“Continue the communications, set targets, commit, ACT, and be accountable. One of the immediate actions should be on fixing the regulatory framework that needs to catch up with utility innovation and industry trends.” — Rachell Roullet, Vice President of Innovation, Technology, and Strategic Planning with FortisTCI Ltd.

Governments: We must understand our unique differences, while collaborating toward a common goal. This will allow us to secure sufficient funding.

“[We must] recognize and appreciate our distinctive susceptibilities and obstacles while intensifying our collaborative efforts to access the resources made available to us by multilateral development banks and related institutions. United, let us join hands in solidarity. Although our individual circumstances may vary, we all face similar consequences due to climate change. Ultimately, our shared objective is to facilitate a successful and sustainable energy transition for the betterment of all.” — Grenada Minister for Climate Resilience, the Environment and Renewable Energy, Hon. Minister Kerryne James

“After this particular CREF, we must talk more and see what we can achieve together over the next year so that when we come to the next CREF, many of us have positive stories to articulate on our progress. I think it’s crucial the opportunity for us to achieve a number of things, whether it be to collaborate on how we might access capital, how we can perhaps work together on the experiences we’ve had with regulation, and with developing true opportunities to build capacity amongst each other.” — Bermuda Minister of Home Affairs, Hon. Minister Walter Roban

“The key issue for small countries like Barbados and those in the Caribbean is often that of scale. On the one hand, the scale of production and procurement in our countries is significantly smaller than developed and larger economies but our needs are just as critical as the transitions being pursued in those countries. So, we need to be able to attract financing of sovereign needs and investment capital for commercial projects that understands the importance of balancing scale with the needs of SIDS who must make this energy transition. ” — Barbados Minister of Energy and Business, Hon. Minister Lisa Cummins 

Multilateral Funders: We must set up frameworks to allow private capital to flow to the region.
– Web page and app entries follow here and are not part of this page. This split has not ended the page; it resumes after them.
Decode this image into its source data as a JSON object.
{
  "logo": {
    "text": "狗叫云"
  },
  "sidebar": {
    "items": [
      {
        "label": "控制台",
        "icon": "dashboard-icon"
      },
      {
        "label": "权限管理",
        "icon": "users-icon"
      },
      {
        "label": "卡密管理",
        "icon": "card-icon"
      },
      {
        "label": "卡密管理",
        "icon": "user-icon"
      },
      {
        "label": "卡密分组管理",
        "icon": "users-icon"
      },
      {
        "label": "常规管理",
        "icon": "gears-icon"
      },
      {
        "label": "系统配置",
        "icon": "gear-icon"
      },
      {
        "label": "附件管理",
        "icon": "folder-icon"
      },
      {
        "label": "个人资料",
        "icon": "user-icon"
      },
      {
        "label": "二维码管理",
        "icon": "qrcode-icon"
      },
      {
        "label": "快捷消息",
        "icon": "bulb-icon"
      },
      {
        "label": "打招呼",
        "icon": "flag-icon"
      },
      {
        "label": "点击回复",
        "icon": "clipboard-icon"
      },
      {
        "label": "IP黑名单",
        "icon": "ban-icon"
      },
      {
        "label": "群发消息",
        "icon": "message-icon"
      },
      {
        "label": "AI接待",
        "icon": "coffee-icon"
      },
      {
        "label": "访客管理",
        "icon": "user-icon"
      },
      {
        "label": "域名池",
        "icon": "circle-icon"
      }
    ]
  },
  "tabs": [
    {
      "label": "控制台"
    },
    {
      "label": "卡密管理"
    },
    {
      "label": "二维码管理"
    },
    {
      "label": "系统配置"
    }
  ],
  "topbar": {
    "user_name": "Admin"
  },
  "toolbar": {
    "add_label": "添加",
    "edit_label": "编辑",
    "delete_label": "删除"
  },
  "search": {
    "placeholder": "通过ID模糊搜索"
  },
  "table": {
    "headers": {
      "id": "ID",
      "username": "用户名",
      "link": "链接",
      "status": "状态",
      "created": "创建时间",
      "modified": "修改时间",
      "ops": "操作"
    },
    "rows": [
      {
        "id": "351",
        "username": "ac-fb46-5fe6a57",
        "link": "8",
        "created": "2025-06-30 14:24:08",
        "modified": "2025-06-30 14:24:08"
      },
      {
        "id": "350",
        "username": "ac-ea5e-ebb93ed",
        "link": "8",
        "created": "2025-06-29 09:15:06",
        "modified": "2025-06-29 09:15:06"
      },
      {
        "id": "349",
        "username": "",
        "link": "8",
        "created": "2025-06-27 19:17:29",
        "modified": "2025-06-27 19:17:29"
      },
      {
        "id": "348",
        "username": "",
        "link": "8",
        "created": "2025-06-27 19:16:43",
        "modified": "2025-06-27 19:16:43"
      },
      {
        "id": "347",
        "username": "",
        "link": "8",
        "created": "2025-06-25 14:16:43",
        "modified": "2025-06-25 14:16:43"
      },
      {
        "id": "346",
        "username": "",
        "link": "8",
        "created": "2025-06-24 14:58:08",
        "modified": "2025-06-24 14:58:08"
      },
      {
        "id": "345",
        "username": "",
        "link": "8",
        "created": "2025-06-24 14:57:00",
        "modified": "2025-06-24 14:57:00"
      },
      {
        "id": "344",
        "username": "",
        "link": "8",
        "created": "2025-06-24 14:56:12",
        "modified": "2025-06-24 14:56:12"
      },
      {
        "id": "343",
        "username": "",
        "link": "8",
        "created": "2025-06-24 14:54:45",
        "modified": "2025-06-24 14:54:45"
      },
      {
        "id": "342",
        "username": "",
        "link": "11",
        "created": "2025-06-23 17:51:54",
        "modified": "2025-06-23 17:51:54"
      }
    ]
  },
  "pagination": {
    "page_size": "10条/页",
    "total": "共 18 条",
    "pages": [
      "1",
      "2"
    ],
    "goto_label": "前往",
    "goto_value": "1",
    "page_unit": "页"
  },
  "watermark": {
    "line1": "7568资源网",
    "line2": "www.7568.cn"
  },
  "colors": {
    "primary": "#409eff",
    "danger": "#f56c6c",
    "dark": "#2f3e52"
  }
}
“A critical, 12-month obstacle to funding the resilience cost gap in the Caribbean energy sector is to design a solid regional framework and mechanism to streamline and accelerate transaction processes, to mobilize private capital in renewable energy. A critical, 12-month action towards resilient Caribbean islands is to upgrade their economic model (e.g., digital nomads? High value agri-transformation? Entertainment industry hub?) to be more compatible with their fragile ecosystems (mangroves) and their socioeconomic aspirations.” — Frederic Verdol, Senior Power Engineer at the World Bank

Investors: We need to address regulatory barriers to create an enabling environment to facilitate bankable and investor ready projects.

“The Caribbean needs to finally tackle the issue of regulation. I have been hearing for six years now the same complaint at CREF: regulation is the issue, which then causes (at least partially) the lack of viable renewable energy projects. The Caribbean Development Bank was clear: a Caribbean regulatory framework is the solution, which I also believe is a crucial milestone. Then the framework can be translated into national regulation and open the way to more bankable and investor-ready renewable energy projects.” — Hülya Sögüt, Partner with Portland Private Equity

Zooming Out: Global Implications of the Caribbean Energy Transition

Dr. James Fletcher, Chairman of the Executive Board of the Caribbean Centre for Renewable Energy and Energy Efficiency, summarized multiple perspectives, stating, “What we need in the Caribbean energy space are leaders that bring people together and make things happen.” The progress happening today in the Caribbean has global implications. Dr. Fletcher went on to share, “By showing that we, as small islands that are the victims, are still willing to do what needs to be done to transition the world away from the thirst that it has for using fossil fuels, we can stand up to say to the developed countries that are the cause of this problem that you guys need to step up and you need to do something.”